White House press secretary Robert Gibbs has pretty much confirmed what most observers have taken to be a done deal, anyway. Despite President Barack Obama’s campaign promises, the prison at the Guantanamo Bay naval base in Cuba for detainees in the undeclared, misnamed, and ill-conceived “war on terror” will remain open for the foreseeable future. And, despite concerns about the effects on judicial practices, a number of prisoners are likely to remain detained without charges and without prisoner-of-war status for the duration of the “war on terror,” which almost by definition means they will never leave Guantanamo.
To be sure, the Obama administration for awhile seemed somewhat serious about trying to close Guantanamo, which has become a symbol of U.S. neglect of the rule of law and its highest ideals and a recruiting tool for al-Qaida and other jihadist organizations. And to be sure, irresponsible fear-mongering, mostly by Republicans, about allowing Guantanamo prisoners to be tried or imprisoned on U.S. soil (where U.S. law might be more directly applicable?) played a big role in creating political difficulties for the effort to close Guantanamo and handle its prisoners in a more orderly and lawful manner.
There are high-security federal prisons in the United States where prisoners from Gitmo could be detained and pose virtually no danger to other prisoners or to the community at large.

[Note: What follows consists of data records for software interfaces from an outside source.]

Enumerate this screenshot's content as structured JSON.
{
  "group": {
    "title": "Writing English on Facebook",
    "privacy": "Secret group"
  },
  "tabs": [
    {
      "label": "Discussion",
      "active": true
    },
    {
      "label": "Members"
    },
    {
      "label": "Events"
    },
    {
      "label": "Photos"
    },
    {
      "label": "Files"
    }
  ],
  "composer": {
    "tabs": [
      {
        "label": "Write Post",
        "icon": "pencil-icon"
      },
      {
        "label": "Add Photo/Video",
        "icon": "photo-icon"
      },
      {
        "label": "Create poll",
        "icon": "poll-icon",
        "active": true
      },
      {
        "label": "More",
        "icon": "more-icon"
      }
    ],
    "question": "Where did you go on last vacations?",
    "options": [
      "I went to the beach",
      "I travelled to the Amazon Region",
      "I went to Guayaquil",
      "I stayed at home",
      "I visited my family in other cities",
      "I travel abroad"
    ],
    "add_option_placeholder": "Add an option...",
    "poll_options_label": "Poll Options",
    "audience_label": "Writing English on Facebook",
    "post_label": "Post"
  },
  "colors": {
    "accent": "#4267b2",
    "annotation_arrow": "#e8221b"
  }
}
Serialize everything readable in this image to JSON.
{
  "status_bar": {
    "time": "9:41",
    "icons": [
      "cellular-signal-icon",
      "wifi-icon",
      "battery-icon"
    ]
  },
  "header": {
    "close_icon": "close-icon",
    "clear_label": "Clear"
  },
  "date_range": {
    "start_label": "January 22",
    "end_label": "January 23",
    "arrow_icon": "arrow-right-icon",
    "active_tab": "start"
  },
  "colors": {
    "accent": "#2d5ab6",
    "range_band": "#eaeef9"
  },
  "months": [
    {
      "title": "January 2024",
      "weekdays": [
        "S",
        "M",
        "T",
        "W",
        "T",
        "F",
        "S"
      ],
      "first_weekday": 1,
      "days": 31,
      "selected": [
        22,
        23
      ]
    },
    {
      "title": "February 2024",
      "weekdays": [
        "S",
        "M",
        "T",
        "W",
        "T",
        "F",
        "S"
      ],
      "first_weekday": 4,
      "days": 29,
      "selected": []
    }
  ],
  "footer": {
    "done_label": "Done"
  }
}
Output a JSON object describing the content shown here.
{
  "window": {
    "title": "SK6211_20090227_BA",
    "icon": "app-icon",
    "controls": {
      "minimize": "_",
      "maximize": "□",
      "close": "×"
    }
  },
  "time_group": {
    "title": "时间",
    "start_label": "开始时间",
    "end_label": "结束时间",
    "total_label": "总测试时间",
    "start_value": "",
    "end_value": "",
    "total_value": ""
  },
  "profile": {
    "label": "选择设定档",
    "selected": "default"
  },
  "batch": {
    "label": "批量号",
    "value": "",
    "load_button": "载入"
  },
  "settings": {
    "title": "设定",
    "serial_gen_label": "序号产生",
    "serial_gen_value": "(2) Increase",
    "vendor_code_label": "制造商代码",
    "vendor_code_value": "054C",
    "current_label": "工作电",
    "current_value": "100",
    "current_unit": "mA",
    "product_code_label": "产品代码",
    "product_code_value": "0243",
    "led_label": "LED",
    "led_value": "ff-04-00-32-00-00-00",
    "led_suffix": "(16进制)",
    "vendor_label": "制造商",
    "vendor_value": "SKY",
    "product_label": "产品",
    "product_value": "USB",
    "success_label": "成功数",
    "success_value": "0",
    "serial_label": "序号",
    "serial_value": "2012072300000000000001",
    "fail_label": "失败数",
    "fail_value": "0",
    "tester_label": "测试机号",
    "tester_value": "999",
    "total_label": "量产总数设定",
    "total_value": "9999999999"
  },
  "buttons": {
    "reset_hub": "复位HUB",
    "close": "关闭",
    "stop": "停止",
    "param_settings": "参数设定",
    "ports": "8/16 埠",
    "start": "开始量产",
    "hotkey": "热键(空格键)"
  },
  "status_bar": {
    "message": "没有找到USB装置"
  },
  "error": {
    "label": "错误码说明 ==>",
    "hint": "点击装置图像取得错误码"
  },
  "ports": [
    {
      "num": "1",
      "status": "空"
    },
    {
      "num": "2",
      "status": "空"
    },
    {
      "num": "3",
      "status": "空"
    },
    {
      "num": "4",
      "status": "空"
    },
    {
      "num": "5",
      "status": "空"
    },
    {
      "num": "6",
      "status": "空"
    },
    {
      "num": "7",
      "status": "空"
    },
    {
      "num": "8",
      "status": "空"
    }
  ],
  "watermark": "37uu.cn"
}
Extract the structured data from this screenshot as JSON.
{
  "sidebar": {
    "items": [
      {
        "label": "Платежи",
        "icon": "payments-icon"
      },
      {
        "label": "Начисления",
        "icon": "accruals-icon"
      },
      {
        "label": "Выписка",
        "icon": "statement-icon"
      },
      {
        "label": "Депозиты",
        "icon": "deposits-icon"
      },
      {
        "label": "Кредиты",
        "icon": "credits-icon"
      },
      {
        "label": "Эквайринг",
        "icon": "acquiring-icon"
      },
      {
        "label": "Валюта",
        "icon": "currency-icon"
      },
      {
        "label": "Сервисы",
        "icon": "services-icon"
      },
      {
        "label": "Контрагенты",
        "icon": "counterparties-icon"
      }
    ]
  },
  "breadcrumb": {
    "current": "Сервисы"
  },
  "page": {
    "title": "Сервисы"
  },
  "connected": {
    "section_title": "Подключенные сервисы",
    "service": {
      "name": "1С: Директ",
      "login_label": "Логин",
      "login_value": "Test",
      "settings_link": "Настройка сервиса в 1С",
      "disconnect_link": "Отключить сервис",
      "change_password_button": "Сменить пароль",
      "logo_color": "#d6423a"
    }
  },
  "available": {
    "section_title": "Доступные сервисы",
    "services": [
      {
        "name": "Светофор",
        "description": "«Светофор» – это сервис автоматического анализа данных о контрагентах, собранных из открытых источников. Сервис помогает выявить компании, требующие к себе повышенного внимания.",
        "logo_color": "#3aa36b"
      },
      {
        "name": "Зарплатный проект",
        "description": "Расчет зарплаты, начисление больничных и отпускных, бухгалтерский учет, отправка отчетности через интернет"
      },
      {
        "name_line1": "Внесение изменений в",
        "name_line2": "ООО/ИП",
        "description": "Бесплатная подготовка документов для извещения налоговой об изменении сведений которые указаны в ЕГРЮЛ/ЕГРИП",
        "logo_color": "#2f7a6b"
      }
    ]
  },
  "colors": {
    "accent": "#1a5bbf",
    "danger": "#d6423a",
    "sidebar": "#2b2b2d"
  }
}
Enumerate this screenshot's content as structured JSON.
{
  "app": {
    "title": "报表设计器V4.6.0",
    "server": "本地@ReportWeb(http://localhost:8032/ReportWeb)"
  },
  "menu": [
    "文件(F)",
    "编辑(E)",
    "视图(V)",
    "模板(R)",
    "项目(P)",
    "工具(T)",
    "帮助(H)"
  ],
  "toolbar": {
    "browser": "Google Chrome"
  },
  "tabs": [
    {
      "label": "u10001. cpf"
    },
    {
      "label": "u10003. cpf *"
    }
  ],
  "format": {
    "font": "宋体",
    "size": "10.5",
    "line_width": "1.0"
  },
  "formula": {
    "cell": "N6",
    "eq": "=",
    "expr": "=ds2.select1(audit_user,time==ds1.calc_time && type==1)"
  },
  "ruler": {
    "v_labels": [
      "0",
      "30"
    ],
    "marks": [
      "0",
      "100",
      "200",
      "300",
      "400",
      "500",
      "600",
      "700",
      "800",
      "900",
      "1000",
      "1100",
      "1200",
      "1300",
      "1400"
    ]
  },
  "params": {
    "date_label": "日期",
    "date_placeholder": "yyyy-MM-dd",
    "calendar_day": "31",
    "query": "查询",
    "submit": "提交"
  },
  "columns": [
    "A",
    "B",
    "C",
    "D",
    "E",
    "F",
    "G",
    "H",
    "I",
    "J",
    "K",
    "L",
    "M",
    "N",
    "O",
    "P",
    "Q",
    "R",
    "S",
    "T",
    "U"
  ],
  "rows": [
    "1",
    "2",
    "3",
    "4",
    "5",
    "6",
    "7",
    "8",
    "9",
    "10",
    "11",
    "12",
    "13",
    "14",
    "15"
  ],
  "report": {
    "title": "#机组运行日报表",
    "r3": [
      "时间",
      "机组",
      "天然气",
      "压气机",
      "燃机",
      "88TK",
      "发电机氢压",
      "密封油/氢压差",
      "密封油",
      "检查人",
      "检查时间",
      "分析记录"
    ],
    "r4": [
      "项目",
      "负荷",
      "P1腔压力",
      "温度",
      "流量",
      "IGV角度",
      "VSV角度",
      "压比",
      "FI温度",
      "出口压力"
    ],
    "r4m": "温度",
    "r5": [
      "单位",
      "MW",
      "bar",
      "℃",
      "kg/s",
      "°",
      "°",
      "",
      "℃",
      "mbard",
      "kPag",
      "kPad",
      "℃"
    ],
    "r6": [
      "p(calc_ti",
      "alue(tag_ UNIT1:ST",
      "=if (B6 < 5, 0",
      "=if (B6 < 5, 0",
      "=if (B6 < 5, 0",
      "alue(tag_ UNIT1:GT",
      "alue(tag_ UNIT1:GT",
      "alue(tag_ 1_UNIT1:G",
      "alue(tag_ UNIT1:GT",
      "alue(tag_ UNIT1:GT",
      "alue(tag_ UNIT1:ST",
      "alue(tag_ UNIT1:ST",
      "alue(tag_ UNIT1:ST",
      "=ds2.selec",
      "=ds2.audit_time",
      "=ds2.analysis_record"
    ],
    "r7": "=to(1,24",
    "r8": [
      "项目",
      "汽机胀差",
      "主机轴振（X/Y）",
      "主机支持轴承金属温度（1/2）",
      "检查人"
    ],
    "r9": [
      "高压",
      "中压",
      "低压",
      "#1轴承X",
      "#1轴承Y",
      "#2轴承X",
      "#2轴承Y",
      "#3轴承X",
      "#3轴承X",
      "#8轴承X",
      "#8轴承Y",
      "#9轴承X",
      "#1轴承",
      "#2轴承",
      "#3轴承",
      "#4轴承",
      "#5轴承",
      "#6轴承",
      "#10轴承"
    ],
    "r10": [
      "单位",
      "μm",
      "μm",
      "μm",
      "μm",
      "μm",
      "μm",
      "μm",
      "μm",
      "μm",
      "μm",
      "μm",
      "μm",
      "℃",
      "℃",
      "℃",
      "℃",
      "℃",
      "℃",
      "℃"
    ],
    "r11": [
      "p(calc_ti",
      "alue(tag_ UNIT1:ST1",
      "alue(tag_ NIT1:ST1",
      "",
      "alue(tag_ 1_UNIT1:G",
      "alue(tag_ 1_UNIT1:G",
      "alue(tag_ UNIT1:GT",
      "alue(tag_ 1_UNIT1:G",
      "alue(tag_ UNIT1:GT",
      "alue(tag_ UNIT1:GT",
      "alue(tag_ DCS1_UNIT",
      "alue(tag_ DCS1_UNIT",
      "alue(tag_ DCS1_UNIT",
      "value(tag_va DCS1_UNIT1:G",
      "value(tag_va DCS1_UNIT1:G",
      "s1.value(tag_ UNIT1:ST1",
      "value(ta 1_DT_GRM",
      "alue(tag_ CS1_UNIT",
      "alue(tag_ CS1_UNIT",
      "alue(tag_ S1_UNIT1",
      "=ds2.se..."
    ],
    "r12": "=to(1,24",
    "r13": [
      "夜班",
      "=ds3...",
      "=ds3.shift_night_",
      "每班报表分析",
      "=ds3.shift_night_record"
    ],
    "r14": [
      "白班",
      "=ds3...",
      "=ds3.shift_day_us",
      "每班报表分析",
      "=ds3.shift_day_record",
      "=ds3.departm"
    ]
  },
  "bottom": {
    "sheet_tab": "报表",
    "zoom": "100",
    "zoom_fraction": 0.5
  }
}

Terrorist suspects have been tried successfully in civilian courts and sentenced appropriately. The impulse to hold prisoners at a base on foreign soil was from the beginning an effort to evade normal American judicial procedures on the theory that post-9/11 terrorism posed such a unique threat that it could not be handled in traditional American ways. That theory was false from the outset, but establishing the prison at Guantanamo created a situation that has proven difficult to walk back to normalcy.
While Republicans and other fear-mongers deserve a good deal of the blame for making it difficult to close the prison at Guantanamo, the action (or inaction) of the Obama administration when faced with political difficulties has become something of a pattern. If an issue involves expansion of government power (see health care, climate change regulation by administrative fiat, etc.) Obama can be persistent. If the issue is restoration of civil liberties abrogated by the Bush administration (see Patriot Act, unwarranted searches) or restoration of due process or judicial norms, this administration tends to throw up its hands and say it is just too hard.
Bottom line: Government power keeps growing, and liberty keeps shrinking.